The actual production process and facilities would present no significant problem. An engi-neering and construction company could design and build the plant on a site scientifically selected by a major service company’s site selection subsidiary. The plant could be leased through any number of publicly held leasing companies. The manufacturing equipment (leased in the same or a parallel package) would be state-of- the-art in technology and automation, with robots, flexible manufacturing systems, and mate- rials-handling equipment designed by its provider to meet the new company’s specific needs. Or, for that matter, the production could simply be contracted to outside manufacturers.
Product distribution might be in either of two directions—through one of several national wholesale and retail distributors, or through the company itself, in which case the services of fleet leasing, transportation management, and air courier and air freight companies might be needed.
Internal management operating, reporting and control systems couid be leased as standard software/hardware turnkey packages, or custom designed by a variety of software service companies and computer industry intermediaries. Time-sharing, office equipment rental, com-munications systems leasing and other services round out the initial set-up of the company. As the prospective company grows, of course, it will need to expand its use of these services.
The company will also need many additional support services—insurance, auditing, temporary employment, credit reference, banking, health and pension planning and, as time goes on, building maintenance, food service, waste disposal, energy management, security and armed courier, economic forecasting, auto fleet management and leasing, uniform rental and, during one of the company’s inevitable down-turns, executive recruitment and relocation. Small wonder that services represent almost half of reported GNP (and probably a much higher percentage of the underground economy) and have grown more than one-third faster than total GNP in recent years.

By now, our start-up company has become an established success and an establishment stock with a strong operating record, highly regarded management and a solid financial position. Un-fortunately, it is a well-recognized characteristic of the marketplace that competing companies tend to look more like each other over time. As our company achieved its considerable success, the service companies supporting it marketed the success of their client to others. This has resulted in increased competition for our now middle-aged company.

OPPORTUNITIES FOR INVESTMENT

OPPORTUNITIES FOR INVESTMENT

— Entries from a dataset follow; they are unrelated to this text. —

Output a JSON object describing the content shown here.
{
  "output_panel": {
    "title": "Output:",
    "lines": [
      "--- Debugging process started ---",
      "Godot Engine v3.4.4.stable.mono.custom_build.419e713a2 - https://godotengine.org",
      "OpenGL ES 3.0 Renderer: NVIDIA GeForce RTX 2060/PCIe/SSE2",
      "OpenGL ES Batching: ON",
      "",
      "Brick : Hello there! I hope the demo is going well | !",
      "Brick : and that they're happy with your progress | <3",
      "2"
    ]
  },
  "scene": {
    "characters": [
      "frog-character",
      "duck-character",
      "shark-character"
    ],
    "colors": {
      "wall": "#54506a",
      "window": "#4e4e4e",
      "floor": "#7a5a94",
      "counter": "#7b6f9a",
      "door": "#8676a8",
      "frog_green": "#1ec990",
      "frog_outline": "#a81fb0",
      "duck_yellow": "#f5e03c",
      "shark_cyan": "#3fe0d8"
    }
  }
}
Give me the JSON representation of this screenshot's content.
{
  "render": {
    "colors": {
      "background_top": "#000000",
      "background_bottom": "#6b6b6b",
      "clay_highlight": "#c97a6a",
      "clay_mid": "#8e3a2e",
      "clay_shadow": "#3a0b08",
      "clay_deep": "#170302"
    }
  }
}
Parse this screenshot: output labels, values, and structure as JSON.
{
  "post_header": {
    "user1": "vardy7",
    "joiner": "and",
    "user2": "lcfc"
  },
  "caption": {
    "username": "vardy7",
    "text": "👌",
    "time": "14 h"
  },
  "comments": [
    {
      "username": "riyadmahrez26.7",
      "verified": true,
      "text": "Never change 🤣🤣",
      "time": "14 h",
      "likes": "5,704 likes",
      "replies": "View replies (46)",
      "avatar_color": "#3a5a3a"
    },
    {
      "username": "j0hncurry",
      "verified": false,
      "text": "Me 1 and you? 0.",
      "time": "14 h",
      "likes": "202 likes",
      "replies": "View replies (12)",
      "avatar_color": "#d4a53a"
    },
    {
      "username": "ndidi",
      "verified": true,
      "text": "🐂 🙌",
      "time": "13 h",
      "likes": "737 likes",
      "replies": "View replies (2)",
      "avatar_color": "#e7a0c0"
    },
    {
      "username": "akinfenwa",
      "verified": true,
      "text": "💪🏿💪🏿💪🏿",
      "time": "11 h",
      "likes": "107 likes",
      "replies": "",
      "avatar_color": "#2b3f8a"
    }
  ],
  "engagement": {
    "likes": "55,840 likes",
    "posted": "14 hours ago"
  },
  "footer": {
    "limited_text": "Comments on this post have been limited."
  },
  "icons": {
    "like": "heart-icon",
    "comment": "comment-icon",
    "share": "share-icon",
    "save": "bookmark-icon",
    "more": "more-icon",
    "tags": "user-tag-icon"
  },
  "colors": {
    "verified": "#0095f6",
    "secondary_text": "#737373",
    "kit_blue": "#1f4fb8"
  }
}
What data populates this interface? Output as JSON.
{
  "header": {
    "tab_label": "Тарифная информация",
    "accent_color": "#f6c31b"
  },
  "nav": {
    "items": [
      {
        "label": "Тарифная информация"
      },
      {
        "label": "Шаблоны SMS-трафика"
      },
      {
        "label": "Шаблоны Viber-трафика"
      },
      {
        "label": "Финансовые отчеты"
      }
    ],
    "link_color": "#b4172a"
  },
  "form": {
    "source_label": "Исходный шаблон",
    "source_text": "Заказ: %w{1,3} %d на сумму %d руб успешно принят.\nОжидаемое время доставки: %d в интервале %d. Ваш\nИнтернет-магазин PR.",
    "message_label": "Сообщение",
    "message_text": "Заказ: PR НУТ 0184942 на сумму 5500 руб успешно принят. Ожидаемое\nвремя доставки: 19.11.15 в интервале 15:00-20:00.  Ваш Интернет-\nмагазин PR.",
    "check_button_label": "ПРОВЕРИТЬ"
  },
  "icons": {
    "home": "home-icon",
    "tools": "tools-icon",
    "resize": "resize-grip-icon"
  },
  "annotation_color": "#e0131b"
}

In a highly efficient stock market, our compa-ny, which started out at the leading edge, is encountering the phenomenon of a price-eam- ings multiple shrinking slightly in advance of its earnings growth deceleration. The company has experienced more competition for the best and the brightest new product ideas, and thoroughly modern production facilities are no longer an unusual advantage; there’s just too much capital available. The dollar’s strength has allowed foreign competition to gain a foothold in the company’s international markets, and, locally, the extreme price competition from low-cost, government-subsidized foreign manufacturers has caused concern among investment analysts. The government turned a deaf ear to complaints about dumping.
Meanwhile, the market for helping laggard manufacturing companies through service rela-tionships has burgeoned. The ultimate winners have turned out to be the service suppliers, rather than their clients. Fortunately, our client company eventually realized this and acquired many of its past advisors, completing what seems to be a normal investment pattern. If any investor had been astute enough to stay ahead of this process, he would have invested early in the start-up company, switched early into the service companies, cashed out with the takeovers and would currently be contemplating offering his investment services to others.